* [DATASET EXTRACT]:
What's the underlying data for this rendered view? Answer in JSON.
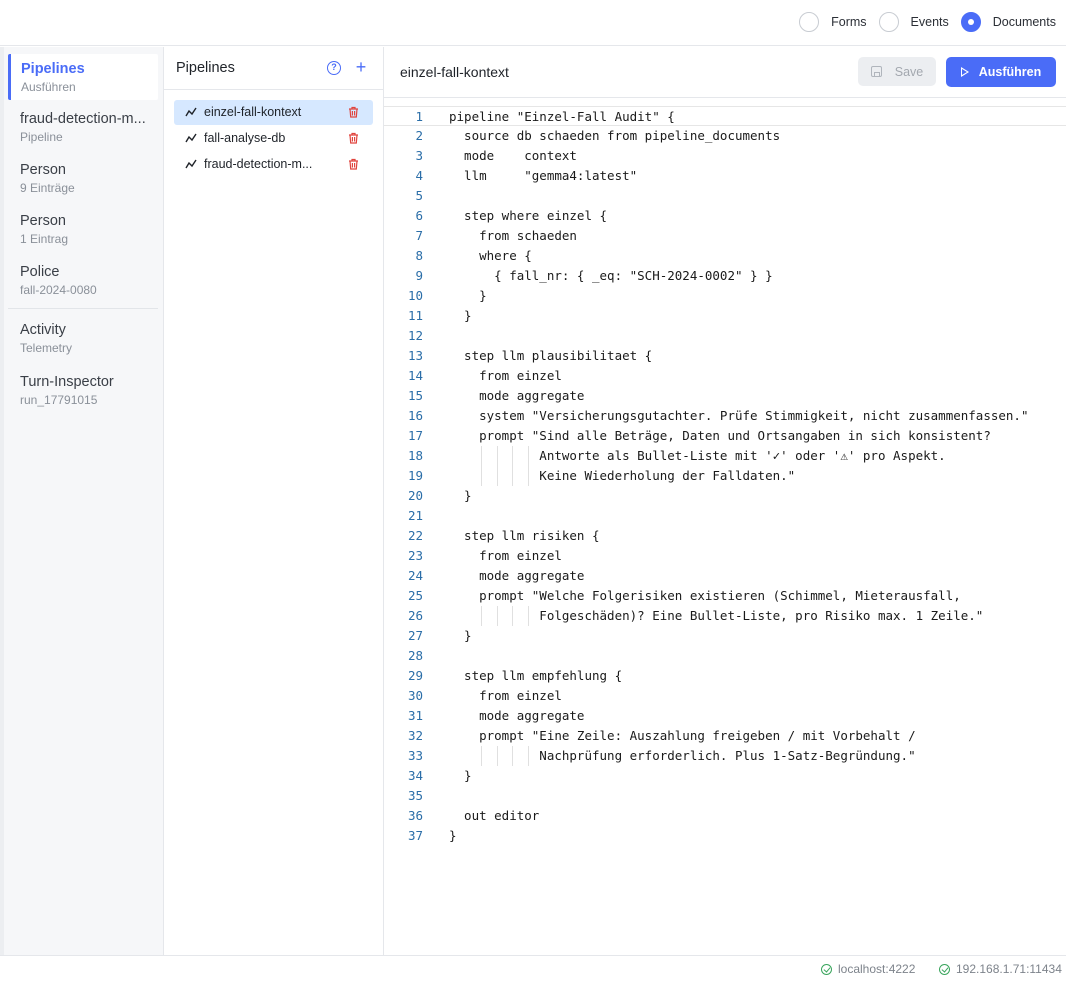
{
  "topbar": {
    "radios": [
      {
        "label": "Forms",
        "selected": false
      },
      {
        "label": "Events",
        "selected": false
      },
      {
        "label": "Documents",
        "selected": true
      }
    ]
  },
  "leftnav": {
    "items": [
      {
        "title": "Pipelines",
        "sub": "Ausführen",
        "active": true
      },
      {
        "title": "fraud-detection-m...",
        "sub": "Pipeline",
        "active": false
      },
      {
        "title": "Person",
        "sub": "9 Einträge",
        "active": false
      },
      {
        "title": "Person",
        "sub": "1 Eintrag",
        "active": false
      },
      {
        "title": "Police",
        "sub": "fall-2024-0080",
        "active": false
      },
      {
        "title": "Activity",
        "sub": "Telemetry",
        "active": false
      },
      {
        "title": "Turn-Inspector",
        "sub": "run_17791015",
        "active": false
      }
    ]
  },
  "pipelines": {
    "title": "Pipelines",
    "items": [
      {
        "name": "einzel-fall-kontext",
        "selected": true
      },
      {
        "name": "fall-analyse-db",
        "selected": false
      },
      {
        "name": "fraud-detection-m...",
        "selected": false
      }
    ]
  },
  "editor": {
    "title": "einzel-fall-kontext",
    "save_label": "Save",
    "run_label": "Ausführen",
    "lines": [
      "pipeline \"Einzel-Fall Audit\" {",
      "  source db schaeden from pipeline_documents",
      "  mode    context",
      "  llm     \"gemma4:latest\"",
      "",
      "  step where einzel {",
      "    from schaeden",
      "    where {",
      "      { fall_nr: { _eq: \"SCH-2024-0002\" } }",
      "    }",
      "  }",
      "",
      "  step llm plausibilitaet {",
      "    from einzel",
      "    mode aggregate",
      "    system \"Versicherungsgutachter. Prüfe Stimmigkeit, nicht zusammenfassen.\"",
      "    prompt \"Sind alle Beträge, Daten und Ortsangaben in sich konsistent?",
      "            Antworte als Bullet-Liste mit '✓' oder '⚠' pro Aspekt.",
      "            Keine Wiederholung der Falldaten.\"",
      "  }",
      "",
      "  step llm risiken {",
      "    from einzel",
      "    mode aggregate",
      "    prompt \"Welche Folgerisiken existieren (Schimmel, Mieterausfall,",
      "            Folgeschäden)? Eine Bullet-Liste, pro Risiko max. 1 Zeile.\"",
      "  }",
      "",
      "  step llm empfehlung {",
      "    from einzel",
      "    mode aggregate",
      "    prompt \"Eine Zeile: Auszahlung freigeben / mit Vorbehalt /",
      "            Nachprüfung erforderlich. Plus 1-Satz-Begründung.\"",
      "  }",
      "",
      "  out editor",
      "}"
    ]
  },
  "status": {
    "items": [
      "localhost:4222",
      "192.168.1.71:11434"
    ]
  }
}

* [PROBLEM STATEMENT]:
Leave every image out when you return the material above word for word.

* [ANSWER SECTION]:
What's the underlying data for this rendered view? Answer in JSON.
{
  "topbar": {
    "radios": [
      {
        "label": "Forms",
        "selected": false
      },
      {
        "label": "Events",
        "selected": false
      },
      {
        "label": "Documents",
        "selected": true
      }
    ]
  },
  "leftnav": {
    "items": [
      {
        "title": "Pipelines",
        "sub": "Ausführen",
        "active": true
      },
      {
        "title": "fraud-detection-m...",
        "sub": "Pipeline",
        "active": false
      },
      {
        "title": "Person",
        "sub": "9 Einträge",
        "active": false
      },
      {
        "title": "Person",
        "sub": "1 Eintrag",
        "active": false
      },
      {
        "title": "Police",
        "sub": "fall-2024-0080",
        "active": false
      },
      {
        "title": "Activity",
        "sub": "Telemetry",
        "active": false
      },
      {
        "title": "Turn-Inspector",
        "sub": "run_17791015",
        "active": false
      }
    ]
  },
  "pipelines": {
    "title": "Pipelines",
    "items": [
      {
        "name": "einzel-fall-kontext",
        "selected": true
      },
      {
        "name": "fall-analyse-db",
        "selected": false
      },
      {
        "name": "fraud-detection-m...",
        "selected": false
      }
    ]
  },
  "editor": {
    "title": "einzel-fall-kontext",
    "save_label": "Save",
    "run_label": "Ausführen",
    "lines": [
      "pipeline \"Einzel-Fall Audit\" {",
      "  source db schaeden from pipeline_documents",
      "  mode    context",
      "  llm     \"gemma4:latest\"",
      "",
      "  step where einzel {",
      "    from schaeden",
      "    where {",
      "      { fall_nr: { _eq: \"SCH-2024-0002\" } }",
      "    }",
      "  }",
      "",
      "  step llm plausibilitaet {",
      "    from einzel",
      "    mode aggregate",
      "    system \"Versicherungsgutachter. Prüfe Stimmigkeit, nicht zusammenfassen.\"",
      "    prompt \"Sind alle Beträge, Daten und Ortsangaben in sich konsistent?",
      "            Antworte als Bullet-Liste mit '✓' oder '⚠' pro Aspekt.",
      "            Keine Wiederholung der Falldaten.\"",
      "  }",
      "",
      "  step llm risiken {",
      "    from einzel",
      "    mode aggregate",
      "    prompt \"Welche Folgerisiken existieren (Schimmel, Mieterausfall,",
      "            Folgeschäden)? Eine Bullet-Liste, pro Risiko max. 1 Zeile.\"",
      "  }",
      "",
      "  step llm empfehlung {",
      "    from einzel",
      "    mode aggregate",
      "    prompt \"Eine Zeile: Auszahlung freigeben / mit Vorbehalt /",
      "            Nachprüfung erforderlich. Plus 1-Satz-Begründung.\"",
      "  }",
      "",
      "  out editor",
      "}"
    ]
  },
  "status": {
    "items": [
      "localhost:4222",
      "192.168.1.71:11434"
    ]
  }
}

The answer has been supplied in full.